[Data items]
****
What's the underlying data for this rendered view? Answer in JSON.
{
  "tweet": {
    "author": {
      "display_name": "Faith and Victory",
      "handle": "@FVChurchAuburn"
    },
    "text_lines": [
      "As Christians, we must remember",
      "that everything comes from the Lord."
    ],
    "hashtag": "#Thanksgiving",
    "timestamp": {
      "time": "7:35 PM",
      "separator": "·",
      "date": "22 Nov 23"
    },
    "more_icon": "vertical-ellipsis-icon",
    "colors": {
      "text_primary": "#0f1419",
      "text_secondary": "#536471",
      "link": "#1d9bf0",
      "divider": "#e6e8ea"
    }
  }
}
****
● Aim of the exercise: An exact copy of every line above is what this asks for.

● Result of the exercise:
What's the underlying data for this rendered view? Answer in JSON.
{
  "tweet": {
    "author": {
      "display_name": "Faith and Victory",
      "handle": "@FVChurchAuburn"
    },
    "text_lines": [
      "As Christians, we must remember",
      "that everything comes from the Lord."
    ],
    "hashtag": "#Thanksgiving",
    "timestamp": {
      "time": "7:35 PM",
      "separator": "·",
      "date": "22 Nov 23"
    },
    "more_icon": "vertical-ellipsis-icon",
    "colors": {
      "text_primary": "#0f1419",
      "text_secondary": "#536471",
      "link": "#1d9bf0",
      "divider": "#e6e8ea"
    }
  }
}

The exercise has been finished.